Time off work when you are a carer
Last updated: 24/01/2020
Time off work to deal with a crisis affecting someone you care for
If you have people who depend on you for care you are entitled to take ‘reasonable’ time off work to deal with a crisis involving them. You are also entitled to time off for an event that you know of in advance if it is you specifically who is needed or where there is no one else who can help.
Dependants include your family or someone living with you as part of your family. It can also include people who rely on you for support.
Your employer does not have to pay you for this time off but may do depending on the terms of your contract. Dependants’ leave should not be considered as part of any sick leave you have taken but could lead to disciplinary action against you if it is not considered reasonable or it interferes with your ability to do your job.
Time off work if you have a child under 18
If you have been with your employer for at least a year you are entitled to 18 weeks off work to spend time with each child under the age of 18.
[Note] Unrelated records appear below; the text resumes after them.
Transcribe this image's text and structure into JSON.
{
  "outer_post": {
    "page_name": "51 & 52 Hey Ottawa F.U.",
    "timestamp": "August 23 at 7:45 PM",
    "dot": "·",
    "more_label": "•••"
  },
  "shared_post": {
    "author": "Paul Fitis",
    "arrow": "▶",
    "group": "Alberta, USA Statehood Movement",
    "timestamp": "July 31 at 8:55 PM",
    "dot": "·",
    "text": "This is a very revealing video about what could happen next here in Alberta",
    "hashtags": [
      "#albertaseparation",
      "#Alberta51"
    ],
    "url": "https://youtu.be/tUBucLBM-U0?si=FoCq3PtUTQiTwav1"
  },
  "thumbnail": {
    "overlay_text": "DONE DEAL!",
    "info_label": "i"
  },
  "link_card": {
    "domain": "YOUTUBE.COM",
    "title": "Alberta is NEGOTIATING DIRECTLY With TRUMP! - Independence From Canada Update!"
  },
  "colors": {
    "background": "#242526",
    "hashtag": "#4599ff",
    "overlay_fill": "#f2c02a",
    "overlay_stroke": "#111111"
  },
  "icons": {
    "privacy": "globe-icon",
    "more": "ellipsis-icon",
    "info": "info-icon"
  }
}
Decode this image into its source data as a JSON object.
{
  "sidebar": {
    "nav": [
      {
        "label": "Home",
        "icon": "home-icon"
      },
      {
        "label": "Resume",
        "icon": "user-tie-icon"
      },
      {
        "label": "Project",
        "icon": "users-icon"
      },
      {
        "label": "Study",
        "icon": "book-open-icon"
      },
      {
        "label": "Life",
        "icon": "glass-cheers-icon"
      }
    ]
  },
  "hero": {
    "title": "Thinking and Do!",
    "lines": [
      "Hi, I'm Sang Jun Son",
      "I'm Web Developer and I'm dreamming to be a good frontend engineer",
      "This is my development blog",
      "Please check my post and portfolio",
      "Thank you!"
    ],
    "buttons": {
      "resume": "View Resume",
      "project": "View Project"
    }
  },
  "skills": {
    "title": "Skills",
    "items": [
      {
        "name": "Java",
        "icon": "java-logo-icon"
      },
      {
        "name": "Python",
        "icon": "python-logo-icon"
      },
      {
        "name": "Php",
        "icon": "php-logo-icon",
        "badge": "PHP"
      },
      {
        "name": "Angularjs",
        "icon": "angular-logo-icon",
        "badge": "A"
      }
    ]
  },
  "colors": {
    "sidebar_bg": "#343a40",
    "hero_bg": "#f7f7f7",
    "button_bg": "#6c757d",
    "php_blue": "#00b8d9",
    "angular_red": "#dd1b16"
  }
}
It differs from dependants’ leave in that it is only for your children and does not need to be used in a crisis.
Parental leave is usually taken in one-week blocks but may be taken one day at a time if your employer agrees or your child is entitled to disability living allowance or personal independence payments.
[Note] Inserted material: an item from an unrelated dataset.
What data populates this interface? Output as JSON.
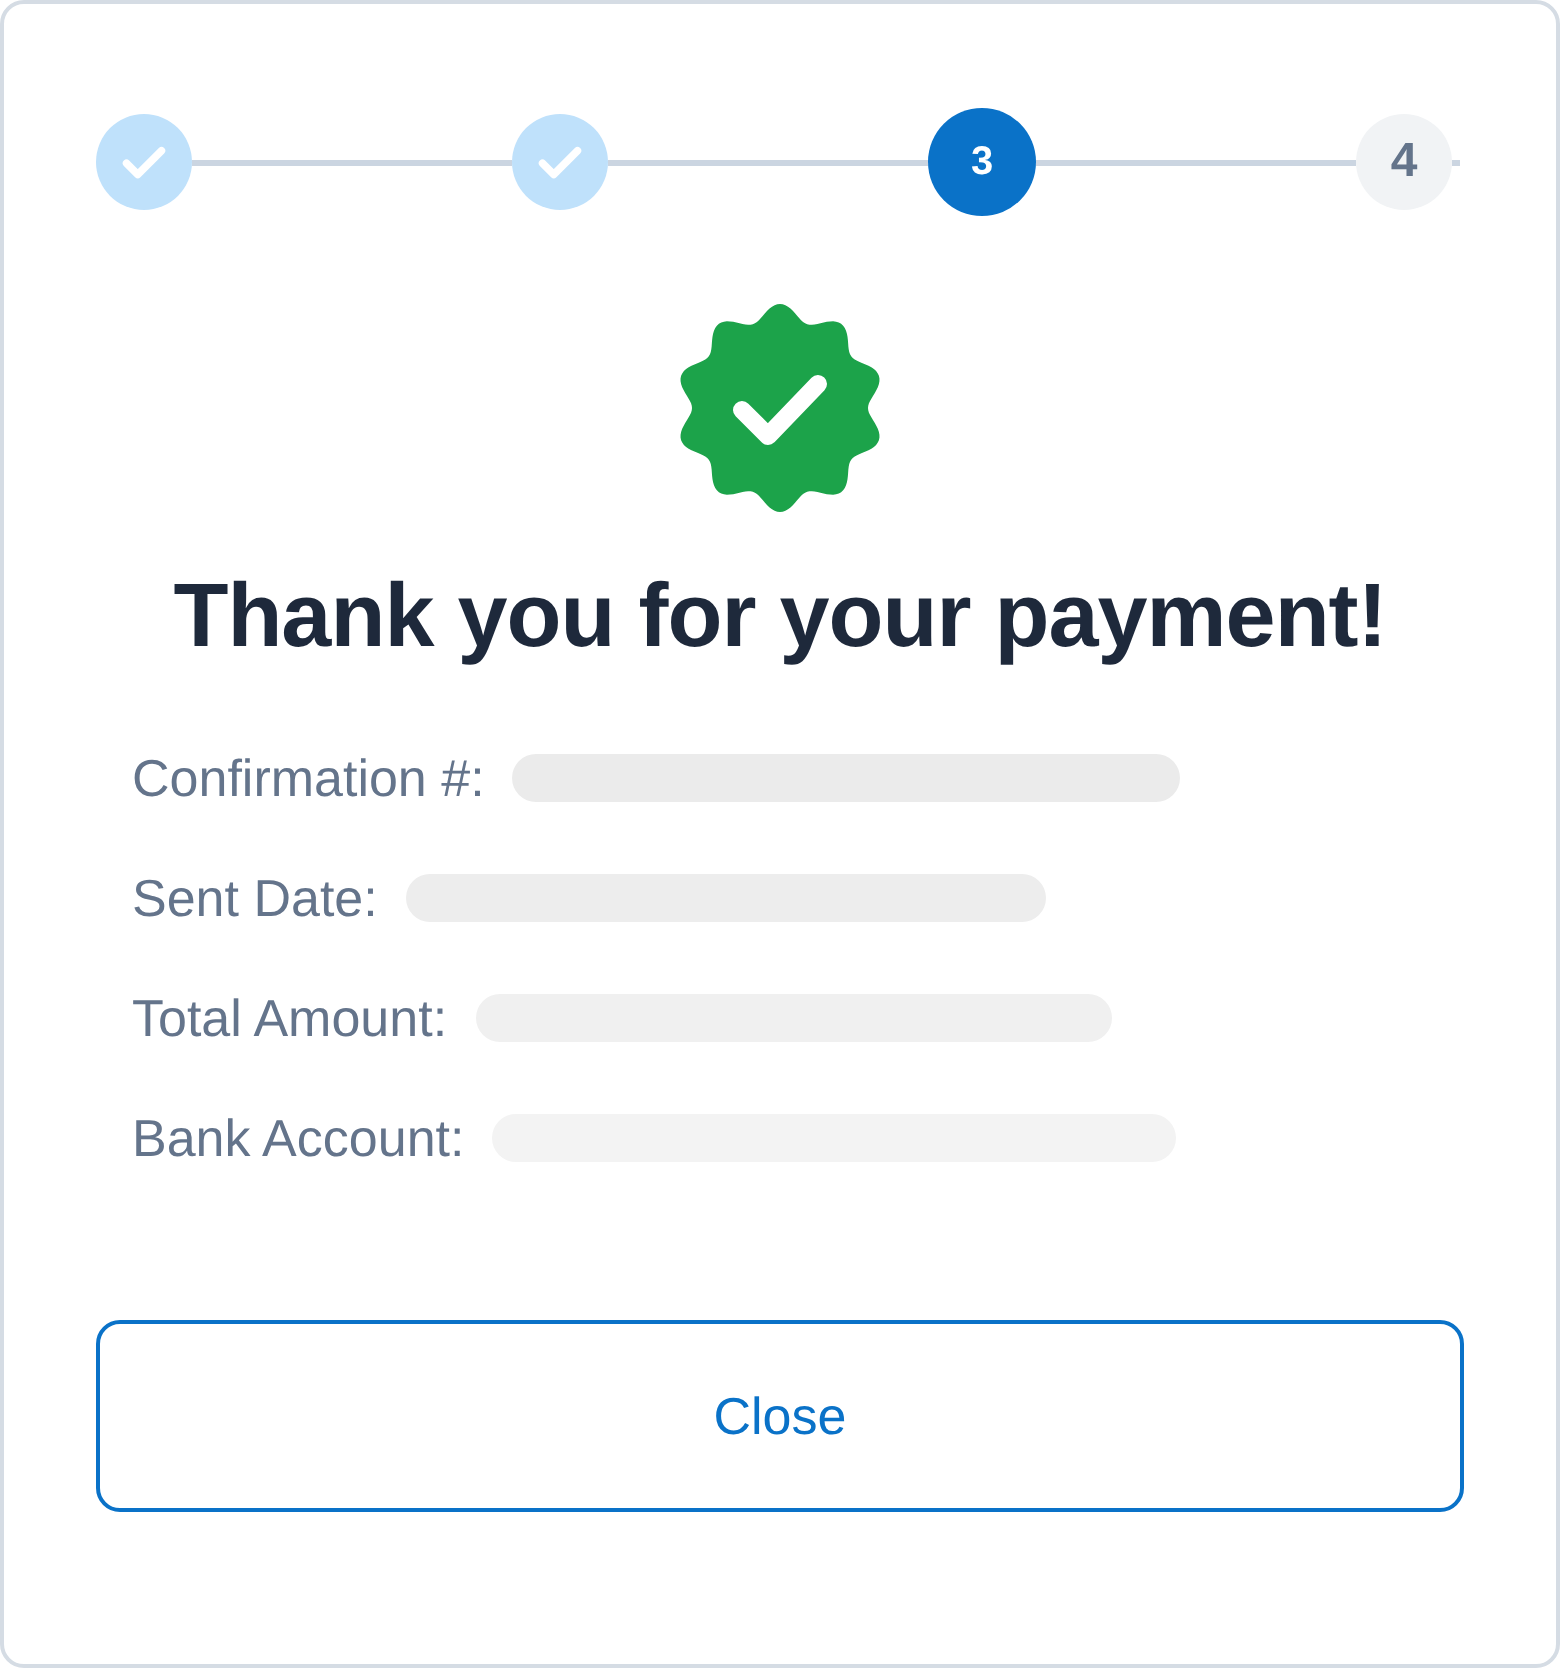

One week equals one of your normal working weeks, so if you only work three days per week you will be entitled to 18 × 3 days per child.
Your employer can insist that you take no more than four weeks per year and that you give 21 days’ notice.
Your employer can postpone your leave but only if they have a valid reason for doing so.
Note: ‘Parental leave’ is different to ‘shared parental leave’.
The rules regarding benefit entitlement and how they interact are complicated. If you are awarded employment and support allowance, personal independence payment or carer’s allowance, or your child is awarded disability living allowance, it will have an effect on your other benefit entitlement.
In most cases being awarded a disability benefit will entitle, or passport, you to extra support but in some cases, you may find no change, or a reduction, in what you receive.